All of those warm and fuzzy feelings are mixed in with a variety of very uncomfortable feelings.  I am privileged.  I was born into privilege.  There is no denying that.  I have the ability to whip out my passport and credit card and fly to a developed country where I am a citizen with all its rights and privileges.  In Haiti, I interact with people on a weekly basis who are bright, ambitious, educated, but can’t find consistent work.  I leave them to go to the US, where I see “Now Hiring” signs at every turn.  That feels weird, and unfair.  I leave a country where a large percentage of people go hungry on any given day, to see an airport food court full of food, more food in one place than many of our Haitian friends have ever seen all at once.  Just in one food court.  That feels weird, and unfair.  And I could go on…
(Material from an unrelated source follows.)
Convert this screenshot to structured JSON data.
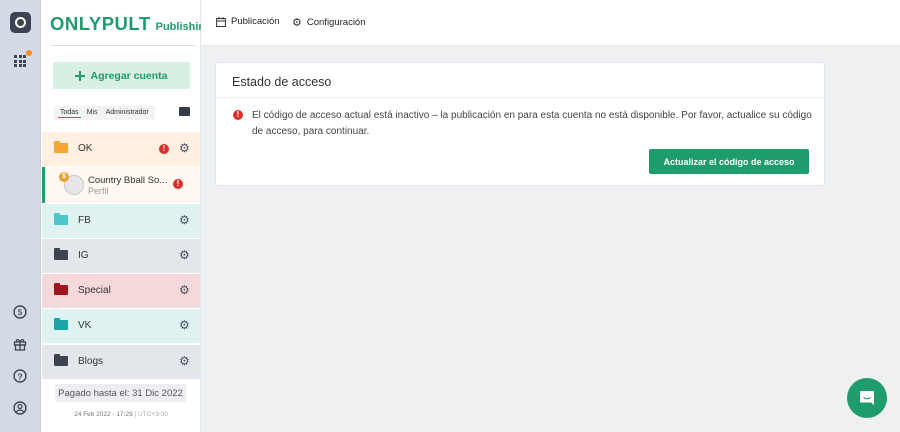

on Flag Day, Haitians' pride is seen
But Haiti has long been viewed by many as a country full of poor, helpless people that need foreign help to survive and advance.  Haiti is a financially poor country, it is true, but rich in a vast variety of other ways, ways often overlooked by foreigners.  The sense of community here is something we don’t often see in the US, not to the extent we see in Haiti.  The resilience of the Haitian people is something from which the rest of the world can learn.  The pride Haitians have in their country, their heritage, their culture, despite years of patristic and superior attitudes from other people groups, is something to be revered.  Haiti is a place that the rest of the world would be bettered by visiting, with the sole purpose of learning about the Haitian people.

And living in Haiti, honestly, for the first couple years, I was stretched so far and tight I thought I might break.  But now, Haiti has become a part of me, my second home.  I continue to be stretched, and am learning more about God and myself than I ever have before.  I am not Haitian, and can never be.  If I lived the next 30 years of my life in Haiti, I would continue to learn new things about the Haitian people, the language, and the culture here every day (and I would also be very old!).  No, I am not Haitian, but neither am I the person I was before I moved here.  I have heard it said that living in a foreign country is like this:  In the US, everyone is yellow.  I was once yellow.  Haitians are blue.  Living in Haiti, I now am a shade of green.  Green like Kermit.  And sometimes it’s not easy being green.  But I wouldn’t have it any other way.